As mentioned earlier by Max, having Mawile on the team meant that Hidden Power Water would be greatly appreciated. In particular, having Hidden Power Water helped immensely in the Yveltal Groudon matchup in practice (and in Top 4). Being able to check Groudon for Mawile to come in safely often put my opponent in awkward situations. Furthermore, this change improved the primals mirror, as Thundurus would be able to exert offensive pressure to both targets. However, the most mileage with Hidden Power Water was found in how the opponent’s had to respect the option. Against opponents who knew of the tech, they would be more inclined to over-extend by catching on Kyogre switching in. Knowing they had to respect the option let me make riskier decisions. Protect was used in this slot at the beginning of the season and is something we considered going back to. You can afford to bring Thundurus against Big 6, as you would be able to burn Fake Out and proceed to support the team. Furthermore, Protect is a more useful slot against Ray Ogre teams (especially for baiting Extreme Speed). Alternatively, removing Taunt for Protect was briefly discussed, as the presence of Mental Herb and Crafty Shield has recently seen an increase. However, Taunt was considered too valuable in shutting down gimmicks and removing defensive options.
Mawile @ Mawilite
– Play Rough
– Iron Head
– Sucker Punch
The choice between Kangaskhan and Mawile comes down to which matchup you would like to strengthen. While Kangaskhan (particularly Max’s variant with Ice Punch) provides more options against Big 6, Mawile was a better choice against Palkia, Giratina, Yveltal, and Kyurem-White, with the latter two becoming increasingly popular. Our argument to run Mawile was due to how our team’s remaining members already gave us a plethora of answers to Big 6, as well as making educated guesses to what people would bring. With BC adopting dual primals and Yveltal over Big 6 (for the most part), we tended towards adapting to what was popular in our region. Although a matchup to such a common team as Big 6 can always be improved, we felt confident in handling the team given our practice sessions. Mawile was particularly effective in Top Cut, where it was chosen in match-ups where Salamence felt threatened.
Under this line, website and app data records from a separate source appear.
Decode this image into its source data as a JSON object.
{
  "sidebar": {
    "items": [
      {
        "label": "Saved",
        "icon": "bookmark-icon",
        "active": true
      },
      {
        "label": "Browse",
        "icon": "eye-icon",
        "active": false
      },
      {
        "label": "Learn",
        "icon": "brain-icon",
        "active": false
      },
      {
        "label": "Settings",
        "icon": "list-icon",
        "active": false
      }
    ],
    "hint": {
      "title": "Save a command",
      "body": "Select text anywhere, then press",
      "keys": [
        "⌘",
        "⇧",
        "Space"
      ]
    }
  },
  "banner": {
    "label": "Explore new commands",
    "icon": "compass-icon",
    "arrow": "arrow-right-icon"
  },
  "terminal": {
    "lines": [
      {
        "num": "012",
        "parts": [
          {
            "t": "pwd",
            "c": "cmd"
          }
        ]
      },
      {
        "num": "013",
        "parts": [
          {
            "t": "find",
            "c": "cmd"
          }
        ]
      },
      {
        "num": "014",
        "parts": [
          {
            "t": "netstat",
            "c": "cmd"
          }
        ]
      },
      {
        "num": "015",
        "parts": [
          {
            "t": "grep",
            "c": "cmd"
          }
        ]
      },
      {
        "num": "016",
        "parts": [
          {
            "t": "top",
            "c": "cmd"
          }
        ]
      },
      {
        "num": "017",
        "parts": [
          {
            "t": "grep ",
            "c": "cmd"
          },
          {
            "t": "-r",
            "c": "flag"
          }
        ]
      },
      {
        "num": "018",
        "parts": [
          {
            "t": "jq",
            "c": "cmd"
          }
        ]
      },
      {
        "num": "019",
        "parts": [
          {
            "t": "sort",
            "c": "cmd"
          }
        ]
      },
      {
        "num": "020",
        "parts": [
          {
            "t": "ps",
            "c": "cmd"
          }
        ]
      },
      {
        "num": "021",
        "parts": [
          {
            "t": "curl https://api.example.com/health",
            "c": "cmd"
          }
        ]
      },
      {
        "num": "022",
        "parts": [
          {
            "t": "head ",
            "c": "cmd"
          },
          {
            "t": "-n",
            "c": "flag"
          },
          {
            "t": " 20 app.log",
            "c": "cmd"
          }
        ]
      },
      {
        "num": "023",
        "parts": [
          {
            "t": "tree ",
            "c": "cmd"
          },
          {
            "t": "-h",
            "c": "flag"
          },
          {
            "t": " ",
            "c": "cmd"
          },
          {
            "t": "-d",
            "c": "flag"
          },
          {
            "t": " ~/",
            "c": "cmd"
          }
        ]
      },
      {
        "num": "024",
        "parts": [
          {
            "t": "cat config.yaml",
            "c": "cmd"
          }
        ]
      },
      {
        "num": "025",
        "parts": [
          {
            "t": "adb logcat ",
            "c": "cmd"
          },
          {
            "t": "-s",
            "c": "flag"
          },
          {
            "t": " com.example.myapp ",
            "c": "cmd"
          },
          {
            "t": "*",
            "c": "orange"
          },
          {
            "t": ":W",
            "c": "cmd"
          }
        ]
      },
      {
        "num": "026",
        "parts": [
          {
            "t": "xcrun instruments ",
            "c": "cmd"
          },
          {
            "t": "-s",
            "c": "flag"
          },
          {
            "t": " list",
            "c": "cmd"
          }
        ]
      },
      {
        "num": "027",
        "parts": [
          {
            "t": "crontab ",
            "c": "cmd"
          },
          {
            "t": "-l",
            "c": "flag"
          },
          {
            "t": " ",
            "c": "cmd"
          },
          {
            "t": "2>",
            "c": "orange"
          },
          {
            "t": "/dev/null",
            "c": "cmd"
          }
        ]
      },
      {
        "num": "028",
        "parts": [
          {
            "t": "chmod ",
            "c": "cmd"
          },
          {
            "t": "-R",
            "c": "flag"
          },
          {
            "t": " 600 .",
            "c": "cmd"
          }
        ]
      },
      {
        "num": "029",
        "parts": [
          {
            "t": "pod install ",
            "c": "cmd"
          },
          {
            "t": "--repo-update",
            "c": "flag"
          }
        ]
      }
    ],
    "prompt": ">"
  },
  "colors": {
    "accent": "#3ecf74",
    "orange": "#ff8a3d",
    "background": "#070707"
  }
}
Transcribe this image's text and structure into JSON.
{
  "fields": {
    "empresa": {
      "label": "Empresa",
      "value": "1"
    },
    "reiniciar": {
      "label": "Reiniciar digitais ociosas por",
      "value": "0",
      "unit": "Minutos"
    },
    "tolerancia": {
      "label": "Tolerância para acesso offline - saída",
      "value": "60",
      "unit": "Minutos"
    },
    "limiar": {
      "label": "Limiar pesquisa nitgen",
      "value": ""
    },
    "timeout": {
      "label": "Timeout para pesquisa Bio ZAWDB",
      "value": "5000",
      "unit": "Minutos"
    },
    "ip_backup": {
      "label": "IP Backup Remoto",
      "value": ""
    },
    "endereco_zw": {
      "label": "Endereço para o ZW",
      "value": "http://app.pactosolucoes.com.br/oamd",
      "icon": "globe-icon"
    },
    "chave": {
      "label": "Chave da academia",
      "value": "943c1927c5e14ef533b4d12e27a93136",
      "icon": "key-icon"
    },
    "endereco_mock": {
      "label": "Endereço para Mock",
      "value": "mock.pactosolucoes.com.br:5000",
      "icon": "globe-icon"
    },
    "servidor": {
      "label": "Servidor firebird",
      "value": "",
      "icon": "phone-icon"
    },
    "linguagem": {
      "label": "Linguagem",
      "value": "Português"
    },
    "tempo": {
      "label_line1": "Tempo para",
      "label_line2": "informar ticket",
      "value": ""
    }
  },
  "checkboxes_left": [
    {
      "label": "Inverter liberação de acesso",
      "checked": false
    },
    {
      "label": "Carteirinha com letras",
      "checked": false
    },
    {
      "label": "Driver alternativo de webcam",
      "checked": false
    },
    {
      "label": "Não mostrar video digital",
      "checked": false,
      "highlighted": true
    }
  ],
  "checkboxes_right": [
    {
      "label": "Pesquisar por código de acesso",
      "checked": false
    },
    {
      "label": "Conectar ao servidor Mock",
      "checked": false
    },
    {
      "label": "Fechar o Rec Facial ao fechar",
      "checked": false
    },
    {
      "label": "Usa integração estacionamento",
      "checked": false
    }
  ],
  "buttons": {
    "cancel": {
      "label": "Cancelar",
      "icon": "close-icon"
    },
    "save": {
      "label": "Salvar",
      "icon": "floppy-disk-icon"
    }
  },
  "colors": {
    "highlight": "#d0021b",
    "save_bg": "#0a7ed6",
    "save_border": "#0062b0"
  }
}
Round 1 VS Max Douglas (Starmetroid)
Round 2 VS David Powell (lucariomaster2)
Round 3 VS Alex Cheung
Round 4 VS Conan Thompson (conan)
Round 5 VS David Kappele
Top 8 VS Raphael Bagara (rapha)
Top 4 VS Nicholas LaCrampe (The Fifth Whisper)
Finals VS Max Douglas (Starmetroid)
Round 1 vs Wesley Warthe-Anderson (dreadpirateroberts)
Round 2 vs Bennett Piercy (Qertyk)
Round 3 vs Yuanhao Li (Hao)
Round 4 vs Hayden McTavish (enigne)
Round 5 vs Hongyu Zhu (fivepointstars)
Top 8 vs Kelvin Koon (lyingliepard)